Exercise requirements
Search the records for the string "kamas". Copy each line where it occurs.

Data in this exercise
____________________
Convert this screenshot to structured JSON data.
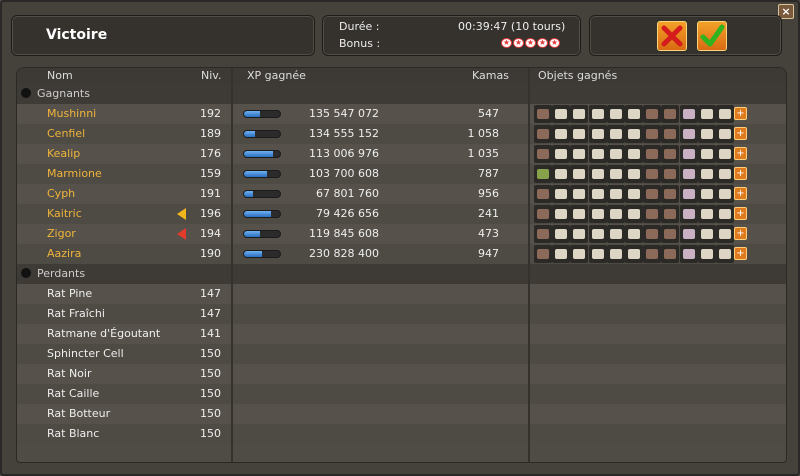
{
  "header": {
    "title": "Victoire",
    "duration_label": "Durée :",
    "duration_value": "00:39:47 (10 tours)",
    "bonus_label": "Bonus :",
    "stars": 5
  },
  "columns": {
    "name": "Nom",
    "level": "Niv.",
    "xp": "XP gagnée",
    "kamas": "Kamas",
    "items": "Objets gagnés"
  },
  "winners_label": "Gagnants",
  "losers_label": "Perdants",
  "winners": [
    {
      "name": "Mushinni",
      "level": "192",
      "xp": "135 547 072",
      "kamas": "547",
      "xp_fill": 0.45
    },
    {
      "name": "Cenfiel",
      "level": "189",
      "xp": "134 555 152",
      "kamas": "1 058",
      "xp_fill": 0.3
    },
    {
      "name": "Kealip",
      "level": "176",
      "xp": "113 006 976",
      "kamas": "1 035",
      "xp_fill": 0.8
    },
    {
      "name": "Marmione",
      "level": "159",
      "xp": "103 700 608",
      "kamas": "787",
      "xp_fill": 0.65
    },
    {
      "name": "Cyph",
      "level": "191",
      "xp": "67 801 760",
      "kamas": "956",
      "xp_fill": 0.25
    },
    {
      "name": "Kaitric",
      "level": "196",
      "xp": "79 426 656",
      "kamas": "241",
      "xp_fill": 0.75,
      "arrow": "yellow"
    },
    {
      "name": "Zigor",
      "level": "194",
      "xp": "119 845 608",
      "kamas": "473",
      "xp_fill": 0.45,
      "arrow": "red"
    },
    {
      "name": "Aazira",
      "level": "190",
      "xp": "230 828 400",
      "kamas": "947",
      "xp_fill": 0.5
    }
  ],
  "losers": [
    {
      "name": "Rat Pine",
      "level": "147"
    },
    {
      "name": "Rat Fraîchi",
      "level": "147"
    },
    {
      "name": "Ratmane d'Égoutant",
      "level": "141"
    },
    {
      "name": "Sphincter Cell",
      "level": "150"
    },
    {
      "name": "Rat Noir",
      "level": "150"
    },
    {
      "name": "Rat Caille",
      "level": "150"
    },
    {
      "name": "Rat Botteur",
      "level": "150"
    },
    {
      "name": "Rat Blanc",
      "level": "150"
    }
  ],
  "colors": {
    "winner_name": "#f0b43a",
    "xp_bar": "#2a6fc0"
  },
  "icons": {
    "close": "close-icon",
    "cancel": "red-cross-icon",
    "confirm": "green-check-icon",
    "winners": "trophy-icon",
    "losers": "skull-icon",
    "more_items": "orange-plus-icon"
  }
}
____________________
Answer to the exercise
    "kamas": "Kamas",
      "kamas": "547",
      "kamas": "1 058",
      "kamas": "1 035",
      "kamas": "787",
      "kamas": "956",
      "kamas": "241",
      "kamas": "473",
      "kamas": "947",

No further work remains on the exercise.